In the past few years, talk of the use of Marijuana in the medical field has been gaining momentum among many people, especially among veterans seeking treatment for conditions such as PTSD. The use has also been gaining support from organizations such as the American Legion, but the Veterans Administration (VA) have come out and said that they would like to study the issue, but as it stands now, they cannot.

While Military.com, who reported on this latest issue of using marijuana for PTSD and chronic pain issues, the Department of Veterans Administration Secretary, David Shulkin stated that the VA could not explore the possibilities of the drug that may help U.S.

veterans because of one reason, marijuana use is still against Federal and in some states, laws.

Surprising to many, marijuana is still labeled as a Schedule 1 drug, alongside cocaine, heroin, and other hardcore illegal drugs.

Shulkin's letter to Congress

Shulkin wrote a memo to lawmakers in the U.S. House of Representatives in stating the Law is the problem and since marijuana still against the law, they have no way of doing any beneficial research on the drug’s effectiveness to help the nation’s veterans battling a mirage of medical conditions.

He later testified in front of the Veterans' Affairs Committee in the U.S. Senate and told them that since the drug is a Schedule 1, it means, in that category, none of those drugs have any medical use and creates a number of governing difficulties that the Veterans Administration has to overcome in order to retrieve and do any well-meaning research with them.

Shulkin told the Senate, “We have to go through multiple agencies, and it is very challenging to work our way through that process.” He further told them that they would have to change the law in order to make it easier for the VA to begin any research. One Democrat in the House, Rep. Tim Walz, (D-MN) called out Shulkin and said that what Shulkin said was nothing more than "frivolous."

And then said, that just because it’s difficult, doesn’t mean that the VA should not do the research. Advocates for investigating medical marijuana believe reasonable studies into cannabis could uncover whether those claims are conceivable and if they are, that the results possibly will provide additional validity to the therapeutic marijuana lobby movement for every American that is in need of such therapy when other medications fail.

Supporters of expanded access to the therapeutic medical marijuana have not yet had any success in getting Congress to rework the federal drug policy, especially in getting marijuana out of the Schedule 1 designation.

Rep. Walz and some veterans’ [VIDEO] associations were hoping that Shulkin's inclusion would encourage the advancement of researching and gaining acceptance of medical marijuana.

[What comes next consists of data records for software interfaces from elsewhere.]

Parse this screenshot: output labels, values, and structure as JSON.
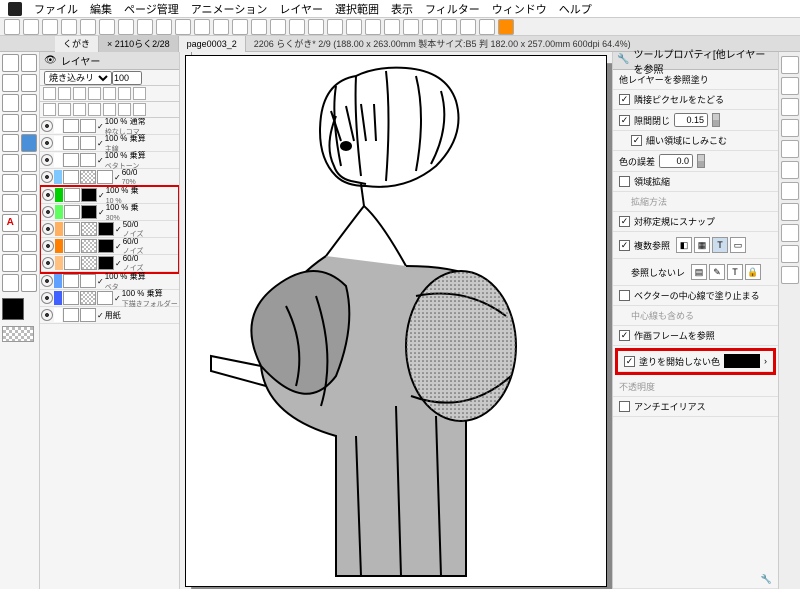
{
  "menu": [
    "ファイル",
    "編集",
    "ページ管理",
    "アニメーション",
    "レイヤー",
    "選択範囲",
    "表示",
    "フィルター",
    "ウィンドウ",
    "ヘルプ"
  ],
  "tabs": [
    {
      "label": "くがき",
      "cls": ""
    },
    {
      "label": "× 2110らく2/28",
      "cls": "grey"
    },
    {
      "label": "page0003_2",
      "cls": ""
    }
  ],
  "doc_info": "2206 らくがき* 2/9 (188.00 x 263.00mm 製本サイズ:B5 判 182.00 x 257.00mm 600dpi 64.4%)",
  "layer_panel": {
    "title": "レイヤー",
    "blend": "焼き込みリ",
    "opacity": "100"
  },
  "layers": [
    {
      "color": "#fff",
      "name": "100 % 通常",
      "sub": "枠なしコマ"
    },
    {
      "color": "#fff",
      "name": "100 % 乗算",
      "sub": "主線"
    },
    {
      "color": "#fff",
      "name": "100 % 乗算",
      "sub": "ベタトーン"
    },
    {
      "color": "#7fc8ff",
      "name": "60/0",
      "sub": "70%",
      "check": true
    },
    {
      "color": "#00d000",
      "name": "100 % 乗",
      "sub": "10 %",
      "hl": true,
      "black": true
    },
    {
      "color": "#60ff60",
      "name": "100 % 乗",
      "sub": "30%",
      "hl": true,
      "black": true
    },
    {
      "color": "#ffb060",
      "name": "50/0",
      "sub": "ノイズ",
      "hl": true,
      "black": true,
      "check": true
    },
    {
      "color": "#ff8000",
      "name": "60/0",
      "sub": "ノイズ",
      "hl": true,
      "black": true,
      "check": true
    },
    {
      "color": "#ffc080",
      "name": "60/0",
      "sub": "ノイズ",
      "hl": true,
      "black": true,
      "check": true
    },
    {
      "color": "#60a0ff",
      "name": "100 % 乗算",
      "sub": "ベタ"
    },
    {
      "color": "#4060ff",
      "name": "100 % 乗算",
      "sub": "下描きフォルダー",
      "check": true
    },
    {
      "color": "#fff",
      "name": "用紙",
      "sub": ""
    }
  ],
  "props": {
    "header": "ツールプロパティ[他レイヤーを参照",
    "title": "他レイヤーを参照塗り",
    "p1": "隣接ピクセルをたどる",
    "p2": "隙間閉じ",
    "p2v": "0.15",
    "p3": "細い領域にしみこむ",
    "p4": "色の誤差",
    "p4v": "0.0",
    "p5": "領域拡縮",
    "p5b": "拡縮方法",
    "p6": "対称定規にスナップ",
    "p7": "複数参照",
    "p7b": "参照しないレ",
    "p8": "ベクターの中心線で塗り止まる",
    "p8b": "中心線も含める",
    "p9": "作画フレームを参照",
    "p10": "塗りを開始しない色",
    "p11": "不透明度",
    "p12": "アンチエイリアス"
  }
}
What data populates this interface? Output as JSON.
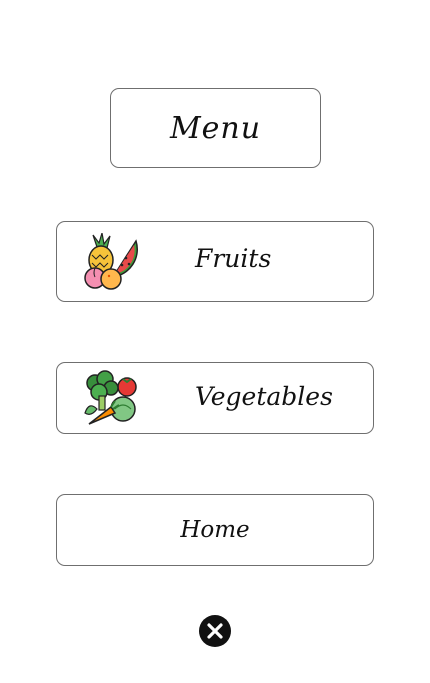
{
  "header": {
    "title": "Menu"
  },
  "buttons": {
    "fruits": {
      "label": "Fruits",
      "icon": "fruits-icon"
    },
    "vegetables": {
      "label": "Vegetables",
      "icon": "vegetables-icon"
    },
    "home": {
      "label": "Home"
    }
  },
  "close": {
    "icon": "close-icon"
  }
}
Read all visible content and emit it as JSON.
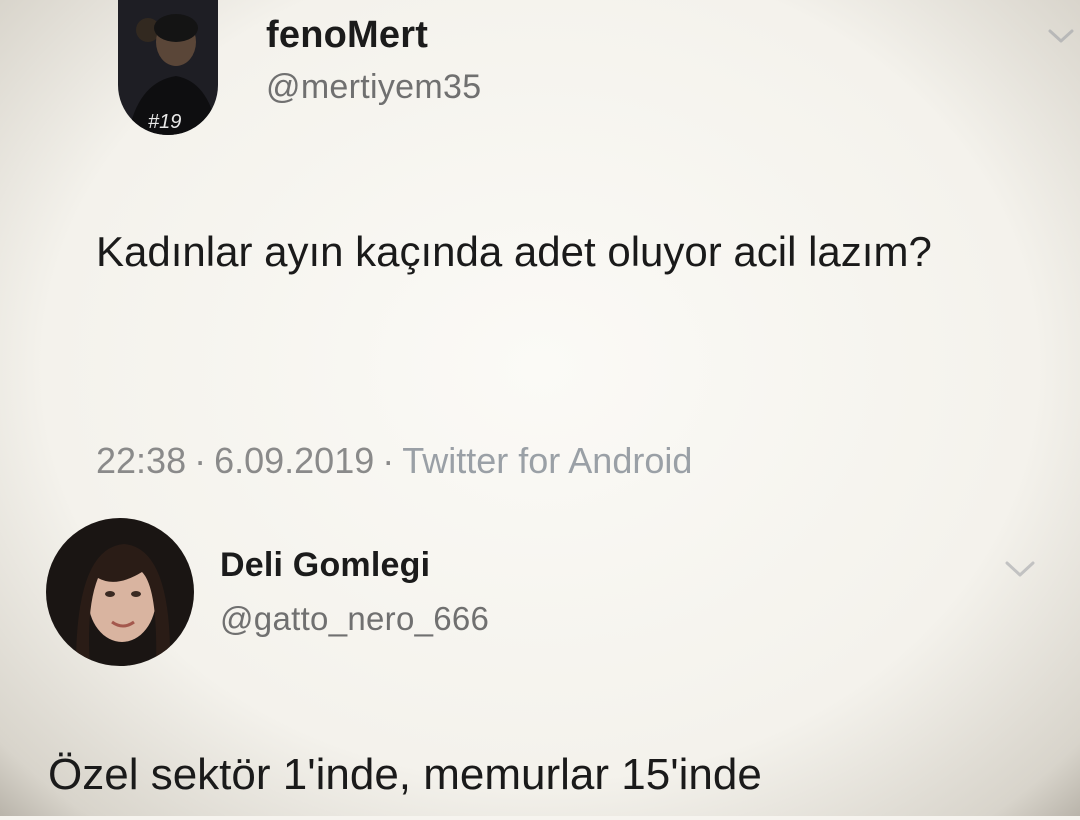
{
  "tweets": [
    {
      "display_name": "fenoMert",
      "handle": "@mertiyem35",
      "text": "Kadınlar ayın kaçında adet oluyor acil lazım?",
      "time": "22:38",
      "date": "6.09.2019",
      "source": "Twitter for Android",
      "separator": "·",
      "avatar_icon": "user-photo-icon",
      "menu_icon": "chevron-down-icon"
    },
    {
      "display_name": "Deli Gomlegi",
      "handle": "@gatto_nero_666",
      "text": "Özel sektör 1'inde, memurlar 15'inde",
      "avatar_icon": "user-photo-icon",
      "menu_icon": "chevron-down-icon"
    }
  ],
  "colors": {
    "background": "#f6f4ef",
    "name": "#1b1b1b",
    "handle": "#707070",
    "meta": "#8a8a8a",
    "chevron": "#b8b8b8"
  }
}
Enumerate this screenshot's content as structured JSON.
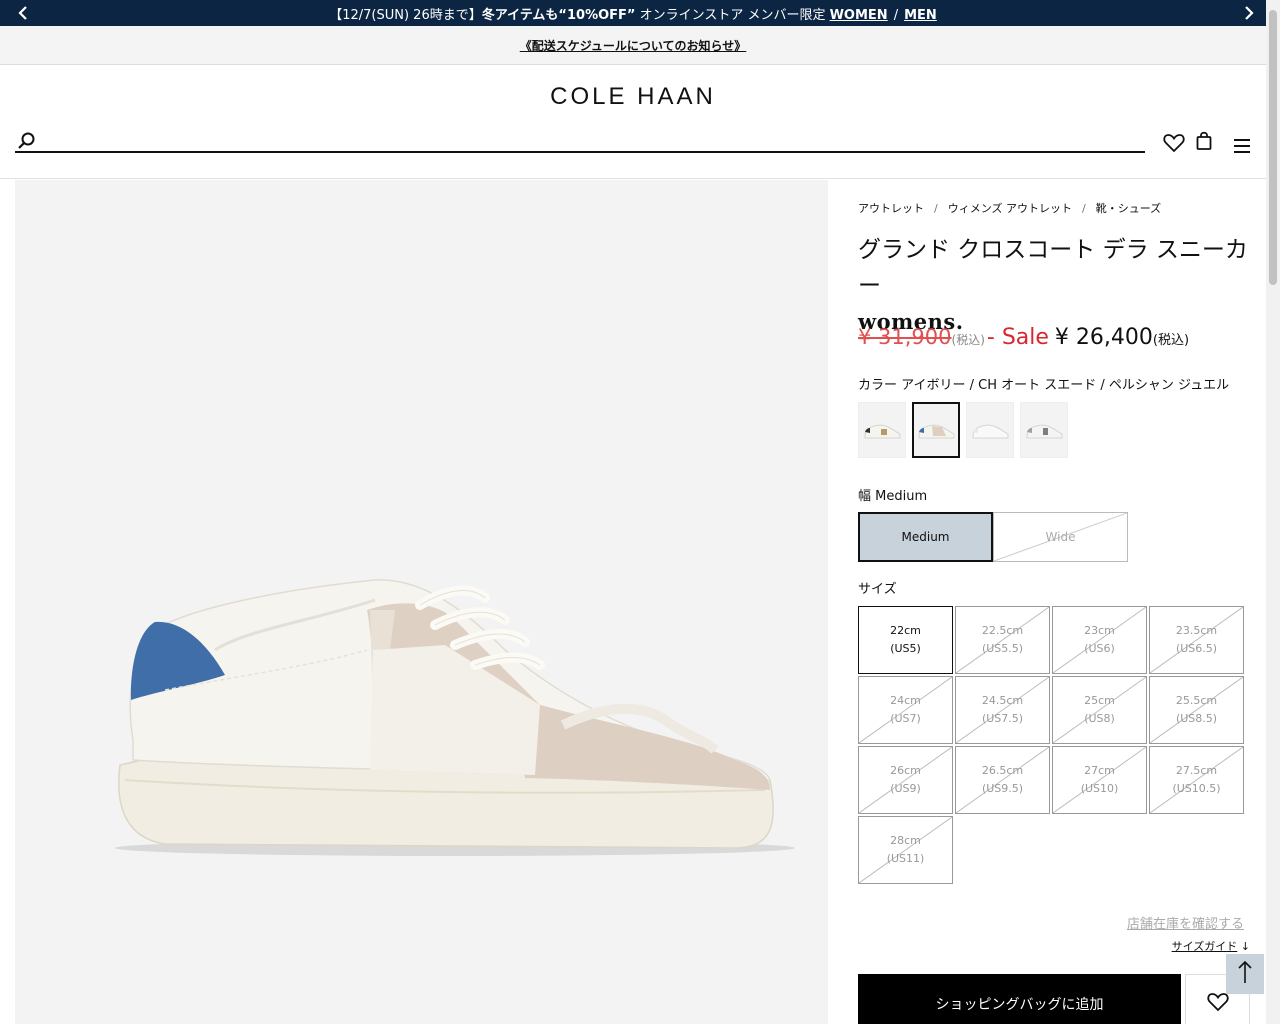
{
  "announcement": {
    "text_prefix": "【12/7(SUN) 26時まで】",
    "text_bold": "冬アイテムも“10%OFF”",
    "text_suffix": " オンラインストア メンバー限定 ",
    "link_women": "WOMEN",
    "separator": "/",
    "link_men": "MEN",
    "prev_icon": "chevron-left-icon",
    "next_icon": "chevron-right-icon"
  },
  "notice": {
    "link": "《配送スケジュールについてのお知らせ》"
  },
  "header": {
    "logo": "COLE HAAN",
    "search": {
      "placeholder": "",
      "value": ""
    },
    "icons": [
      "search-icon",
      "heart-icon",
      "shopping-bag-icon",
      "hamburger-menu-icon"
    ]
  },
  "breadcrumb": {
    "items": [
      "アウトレット",
      "ウィメンズ アウトレット",
      "靴・シューズ"
    ],
    "separator": "/"
  },
  "product": {
    "name": "グランド クロスコート デラ スニーカー",
    "gender": "womens.",
    "price": {
      "original": "¥ 31,900",
      "original_tax": "(税込)",
      "sale_label": "- Sale",
      "current": "¥ 26,400",
      "current_tax": "(税込)"
    },
    "color": {
      "label": "カラー アイボリー / CH オート スエード / ペルシャン ジュエル",
      "selected_index": 1,
      "swatch_count": 4
    },
    "width": {
      "label": "幅 Medium",
      "options": [
        {
          "label": "Medium",
          "selected": true,
          "available": true
        },
        {
          "label": "Wide",
          "selected": false,
          "available": false
        }
      ]
    },
    "size": {
      "label": "サイズ",
      "options": [
        {
          "cm": "22cm",
          "us": "(US5)",
          "available": true
        },
        {
          "cm": "22.5cm",
          "us": "(US5.5)",
          "available": false
        },
        {
          "cm": "23cm",
          "us": "(US6)",
          "available": false
        },
        {
          "cm": "23.5cm",
          "us": "(US6.5)",
          "available": false
        },
        {
          "cm": "24cm",
          "us": "(US7)",
          "available": false
        },
        {
          "cm": "24.5cm",
          "us": "(US7.5)",
          "available": false
        },
        {
          "cm": "25cm",
          "us": "(US8)",
          "available": false
        },
        {
          "cm": "25.5cm",
          "us": "(US8.5)",
          "available": false
        },
        {
          "cm": "26cm",
          "us": "(US9)",
          "available": false
        },
        {
          "cm": "26.5cm",
          "us": "(US9.5)",
          "available": false
        },
        {
          "cm": "27cm",
          "us": "(US10)",
          "available": false
        },
        {
          "cm": "27.5cm",
          "us": "(US10.5)",
          "available": false
        },
        {
          "cm": "28cm",
          "us": "(US11)",
          "available": false
        }
      ]
    },
    "store_stock_link": "店舗在庫を確認する",
    "size_guide_link": "サイズガイド",
    "size_guide_arrow": "↓",
    "add_to_bag": "ショッピングバッグに追加"
  },
  "colors": {
    "topbar_bg": "#0c2543",
    "sale_red": "#d7262e",
    "selected_width_bg": "#c7d2da",
    "accent_blue": "#3f6ea8"
  }
}
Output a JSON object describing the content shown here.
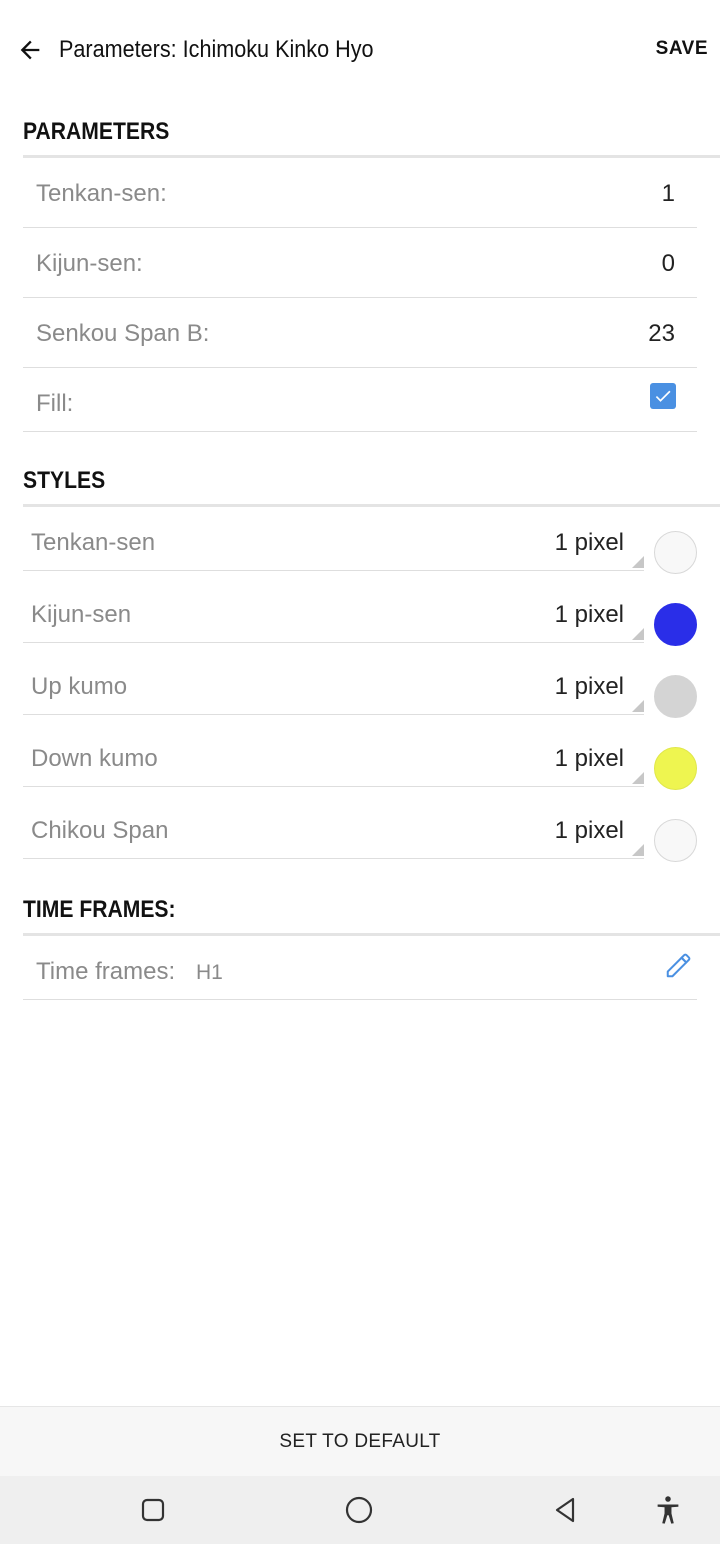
{
  "appbar": {
    "title": "Parameters: Ichimoku Kinko Hyo",
    "save_label": "SAVE",
    "back_icon": "arrow-left-icon"
  },
  "parameters": {
    "header": "PARAMETERS",
    "rows": [
      {
        "label": "Tenkan-sen:",
        "value": "1"
      },
      {
        "label": "Kijun-sen:",
        "value": "0"
      },
      {
        "label": "Senkou Span B:",
        "value": "23"
      }
    ],
    "fill": {
      "label": "Fill:",
      "checked": true,
      "color": "#4a90e2"
    }
  },
  "styles": {
    "header": "STYLES",
    "rows": [
      {
        "label": "Tenkan-sen",
        "value": "1 pixel",
        "color": "#f8f8f8"
      },
      {
        "label": "Kijun-sen",
        "value": "1 pixel",
        "color": "#2a2ee8"
      },
      {
        "label": "Up kumo",
        "value": "1 pixel",
        "color": "#d4d4d4"
      },
      {
        "label": "Down kumo",
        "value": "1 pixel",
        "color": "#eef550"
      },
      {
        "label": "Chikou Span",
        "value": "1 pixel",
        "color": "#f8f8f8"
      }
    ]
  },
  "timeframes": {
    "header": "TIME FRAMES:",
    "label": "Time frames:",
    "value": "H1",
    "edit_icon": "pencil-icon"
  },
  "footer": {
    "default_label": "SET TO DEFAULT"
  },
  "navbar": {
    "icons": [
      "recents-square-icon",
      "home-circle-icon",
      "back-triangle-icon",
      "accessibility-icon"
    ]
  }
}
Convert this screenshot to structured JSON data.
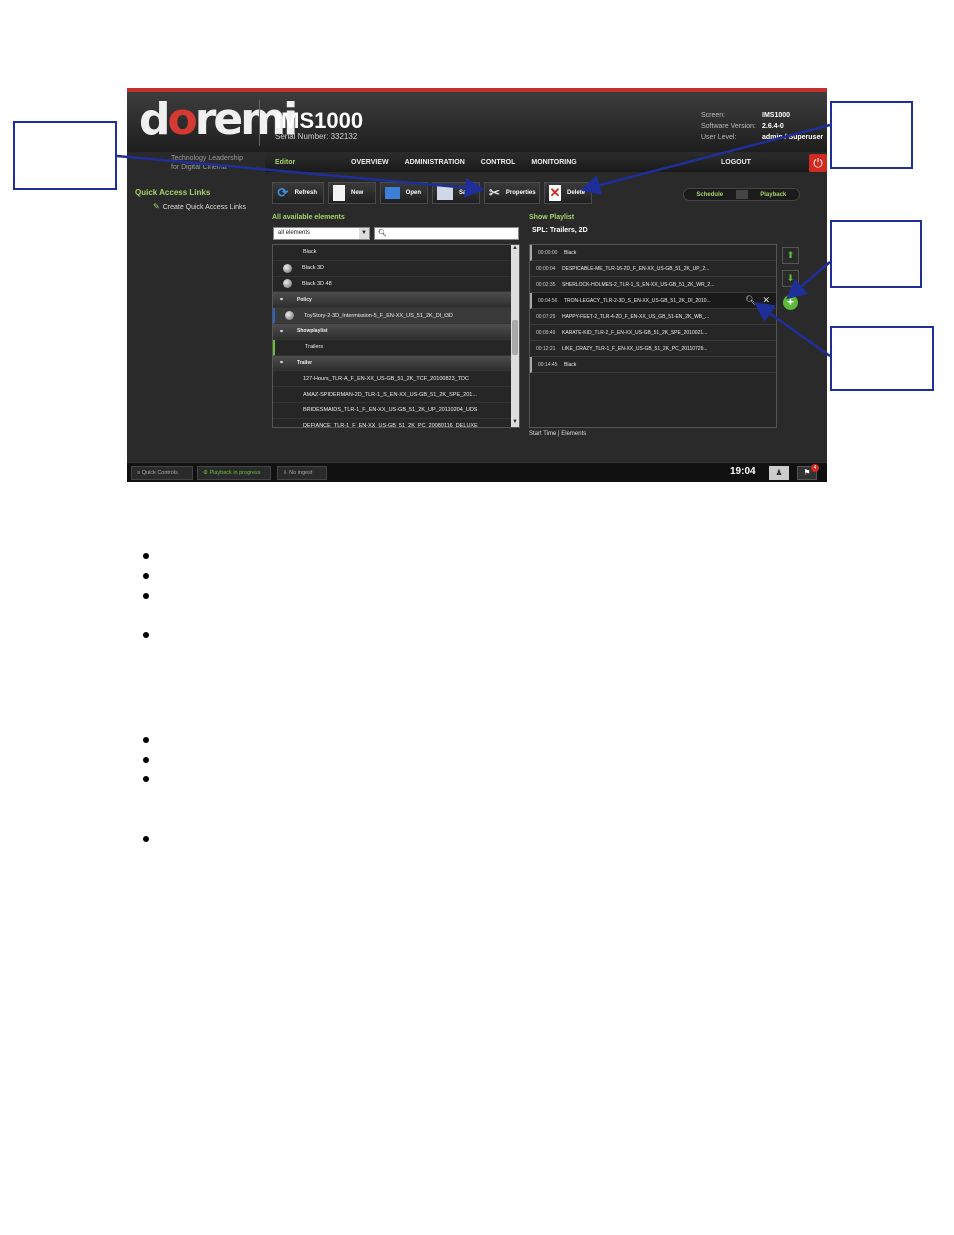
{
  "header": {
    "logo_text": "doremi",
    "tagline": "Technology Leadership for Digital Cinema",
    "product": "IMS1000",
    "serial": "Serial Number: 332132",
    "info": [
      {
        "key": "Screen:",
        "value": "IMS1000"
      },
      {
        "key": "Software Version:",
        "value": "2.6.4-0"
      },
      {
        "key": "User Level:",
        "value": "admin / Superuser"
      }
    ]
  },
  "nav": {
    "editor": "Editor",
    "overview": "OVERVIEW",
    "administration": "ADMINISTRATION",
    "control": "CONTROL",
    "monitoring": "MONITORING",
    "logout": "LOGOUT",
    "power_icon": "power-icon"
  },
  "sidebar": {
    "title": "Quick Access Links",
    "link": "Create Quick Access Links"
  },
  "toolbar": {
    "refresh": "Refresh",
    "new": "New",
    "open": "Open",
    "save": "Save",
    "properties": "Properties",
    "delete": "Delete"
  },
  "mode": {
    "schedule": "Schedule",
    "playback": "Playback"
  },
  "available": {
    "title": "All available elements",
    "filter": "all elements",
    "rows": [
      {
        "text": "Black",
        "kind": "plain"
      },
      {
        "text": "Black 3D",
        "kind": "item"
      },
      {
        "text": "Black 3D 48",
        "kind": "item"
      },
      {
        "text": "Policy",
        "kind": "group"
      },
      {
        "text": "ToyStory-2-3D_Intermission-5_F_EN-XX_US_51_2K_DI_t3D",
        "kind": "selected"
      },
      {
        "text": "Showplaylist",
        "kind": "group"
      },
      {
        "text": "Trailers",
        "kind": "green"
      },
      {
        "text": "Trailer",
        "kind": "group"
      },
      {
        "text": "127-Hours_TLR-A_F_EN-XX_US-GB_51_2K_TCF_20100823_TDC",
        "kind": "plain"
      },
      {
        "text": "AMAZ-SPIDERMAN-2D_TLR-1_S_EN-XX_US-GB_51_2K_SPE_201...",
        "kind": "plain"
      },
      {
        "text": "BRIDESMAIDS_TLR-1_F_EN-XX_US-GB_51_2K_UP_20110204_UDS",
        "kind": "plain"
      },
      {
        "text": "DEFIANCE_TLR-1_F_EN-XX_US-GB_51_2K_PC_20080116_DELUXE",
        "kind": "plain"
      }
    ]
  },
  "playlist": {
    "title": "Show Playlist",
    "spl_name": "SPL: Trailers, 2D",
    "rows": [
      {
        "time": "00:00:00",
        "name": "Black",
        "marked": true
      },
      {
        "time": "00:00:04",
        "name": "DESPICABLE-ME_TLR-16-2D_F_EN-XX_US-GB_51_2K_UP_2...",
        "marked": false
      },
      {
        "time": "00:02:35",
        "name": "SHERLOCK-HOLMES-2_TLR-1_S_EN-XX_US-GB_51_2K_WR_2...",
        "marked": false
      },
      {
        "time": "00:04:56",
        "name": "TRON-LEGACY_TLR-2-3D_S_EN-XX_US-GB_51_2K_DI_2010...",
        "marked": true,
        "highlight": true
      },
      {
        "time": "00:07:29",
        "name": "HAPPY-FEET-2_TLR-4-2D_F_EN-XX_US_GB_51-EN_2K_WB_...",
        "marked": false
      },
      {
        "time": "00:09:49",
        "name": "KARATE-KID_TLR-2_F_EN-XX_US-GB_51_2K_SPE_2010021...",
        "marked": false
      },
      {
        "time": "00:12:21",
        "name": "LIKE_CRAZY_TLR-1_F_EN-XX_US-GB_51_2K_PC_20110729...",
        "marked": false
      },
      {
        "time": "00:14:45",
        "name": "Black",
        "marked": true
      }
    ],
    "footer": "Start Time | Elements"
  },
  "statusbar": {
    "quick_controls": "Quick Controls",
    "playback": "Playback in progress",
    "ingest": "No ingest",
    "clock": "19:04",
    "flag_badge": "4"
  },
  "colors": {
    "accent_green": "#a7d36b",
    "brand_red": "#d43a32",
    "callout_blue": "#1f2f9a"
  }
}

Walz allegedly had asked Shulkin for support back in October 2017, but as reported above, Shulkin told him that the Veteran Administration was restricted and that federal laws prohibited the VA from sending veterans to participate in non-Veterans Administration facilities research studies on the use of “medical marijuana.”

Medical marijuana research and supporters

Scottsdale Research Institute (SRI) in Arizona, using U.S. veterans for study subjects, did begin studies on how marijuana can help these veterans and are hoping that once the study is complete, it will show whether or not it can help veterans suffering from PTSD.

However, due to the restrictions by law, Scottsdale Research Institute is having issues finding an adequate number of veterans to enroll in their study as the VA in Phoenix are prohibited from sending their veteran patients to the study. The principal investigator at the Scottsdale Research Institute stated that if the VA does not do its own research, then they can support the institute’s research that is already in progress.

Louis Celli, the American Legion national director said that she sent a letter to Shulkin to allow veterans at the Phoenix VA to be referred to the Scottsdale Research Institute for research but has yet to receive a response. The American Legion is presently working to get Congress to act to remove marijuana as a Schedule 1 drug.

Navy Seal veteran and founder of “Veterans Cannabis Project,” Nick Etten stated that the Veterans Administration, as well as lawmakers, need to look at the medical marijuana issue as a healthcare policy matter and to get the politics out of it, change the law, and to help those veterans in need.